My first Miranda Kenneally book was Breathe, Annie, Breathe, which I ended up really enjoying when I read it last year. So you could say I was pretty excited to read this book. After reading this one, I’m determined to go back and read the ENTIRE Hundred Oaks series now! This book was FANTASTIC! I loved it so much. And I can’t wait to meet more of this great crew of characters. Maya loves music. She spends her time playing in a rock band with some friends from school. So when Hundred Oaks High sets her up to shadow the country music star “Jesse Scott” for the day as part of a career mentor program, she’s excited, yet hesitant. Country music isn’t exactly her thing. And neither is Jesse’s stuck-up, better-than-you-are attitude that he’s known for. Yes, he’s easy on the eyes… VERY easy… but his attitude is hard for Maya to ignore. Right from their first meeting she’s put off by his demeanor and entitlement, acting super snarky right back to him. These two get off to a rough start. But as their shadowing day continues, they begin to see a different side of each other, and the feelings begin. But can the local snarky punk rock girl really end up with the spoiled country rock start guy? This was such a fun story! I loved the whole opposites attract story line. I loved how their entire day was inspired by Ferris Bueller’s Day Off, both of them trying new things and enjoying their day to the fullest at all costs. These two opposites (Jesse, “a little bit country”, the Maya, “a little bit rock and roll”) find themselves having more fun on this shadow day than they’ve had in quite some time. I don’t have a single complaint about this book. I fell in love with Jesse right from the beginning. He was struggling with family issues, as well as trying to learn how to live in the spotlight, all while just trying to live his life and enjoy it as much as he can. Maya, who wanted to branch out a bit and play different kids of music in her band, was constantly outnumbered and made to feel that she was never good enough.
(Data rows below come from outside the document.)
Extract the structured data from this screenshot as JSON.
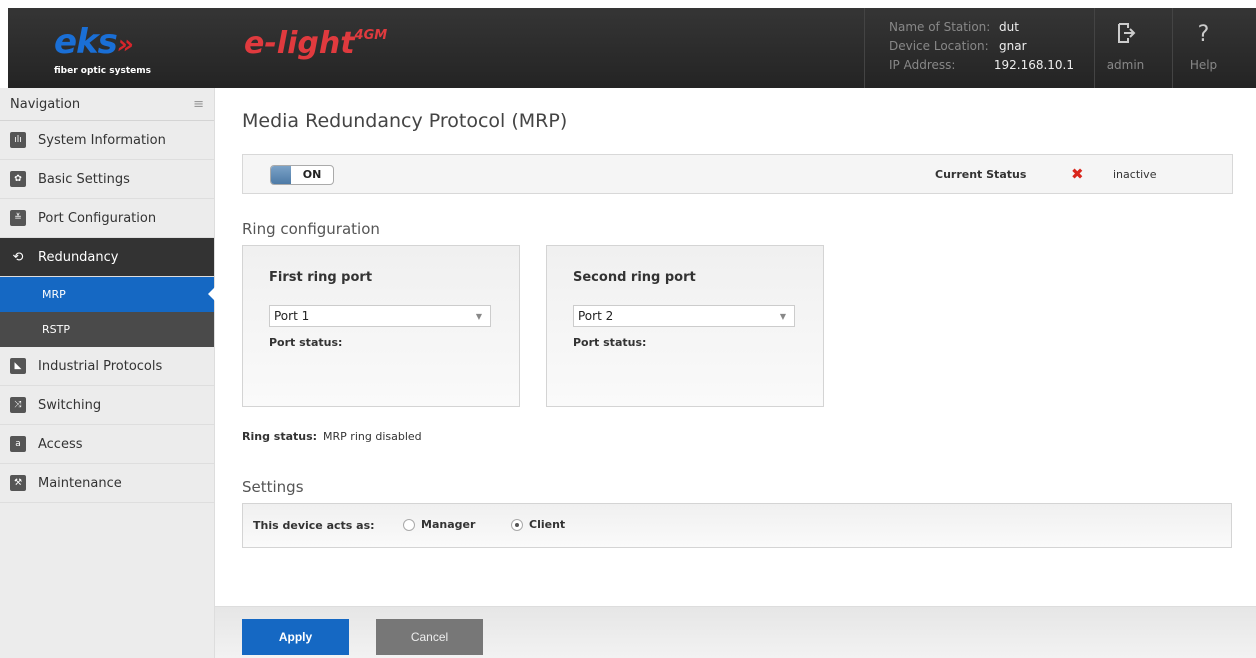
{
  "brand": {
    "logo_main": "eks",
    "logo_arrows": "»",
    "logo_sub": "fiber optic systems",
    "product": "e-light",
    "product_sup": "4GM"
  },
  "station": {
    "rows": [
      {
        "key": "Name of Station:",
        "value": "dut"
      },
      {
        "key": "Device Location:",
        "value": "gnar"
      },
      {
        "key": "IP Address:",
        "value": "192.168.10.1"
      }
    ]
  },
  "header_buttons": {
    "admin_label": "admin",
    "help_label": "Help",
    "admin_icon": "logout-icon",
    "help_icon": "question-icon"
  },
  "navigation": {
    "title": "Navigation",
    "items": [
      {
        "label": "System Information",
        "icon": "chart-icon",
        "glyph": "ılı"
      },
      {
        "label": "Basic Settings",
        "icon": "gear-icon",
        "glyph": "✿"
      },
      {
        "label": "Port Configuration",
        "icon": "ports-icon",
        "glyph": "≚"
      },
      {
        "label": "Redundancy",
        "icon": "redundancy-icon",
        "glyph": "⟲"
      },
      {
        "label": "Industrial Protocols",
        "icon": "industrial-icon",
        "glyph": "◣"
      },
      {
        "label": "Switching",
        "icon": "switch-icon",
        "glyph": "⤨"
      },
      {
        "label": "Access",
        "icon": "lock-icon",
        "glyph": "a"
      },
      {
        "label": "Maintenance",
        "icon": "wrench-icon",
        "glyph": "⚒"
      }
    ],
    "subitems": [
      {
        "label": "MRP"
      },
      {
        "label": "RSTP"
      }
    ]
  },
  "main": {
    "title": "Media Redundancy Protocol (MRP)",
    "toggle_label": "ON",
    "current_status_label": "Current Status",
    "current_status_icon": "✖",
    "current_status_value": "inactive",
    "ring_config_title": "Ring configuration",
    "rings": [
      {
        "title": "First ring port",
        "selected": "Port 1",
        "status_label": "Port status:"
      },
      {
        "title": "Second ring port",
        "selected": "Port 2",
        "status_label": "Port status:"
      }
    ],
    "ring_status_label": "Ring status:",
    "ring_status_value": "MRP ring disabled",
    "settings_title": "Settings",
    "acts_as_label": "This device acts as:",
    "role_options": [
      "Manager",
      "Client"
    ],
    "role_selected": "Client",
    "apply_label": "Apply",
    "cancel_label": "Cancel"
  },
  "colors": {
    "accent": "#1568c3",
    "error": "#d9261c",
    "header_bg": "#2c2c2c"
  }
}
Maya, searching for some self-confidence, and Jesse, searching for himself, make one of the cutest couples I’ve ever read about. They’re definitely up there with Lola & Cricket for me now! I would DEFINITELY recommend this book! It had it all. I can’t imagine fans of Miranda Kenneally not being totally blown away by this adorable story, and even more adorable couple. This is the perfect beach read, the type of book you will pick up while you’re relaxing outdoors and refuse to put down until you’ve devoured the entire thing in one sitting.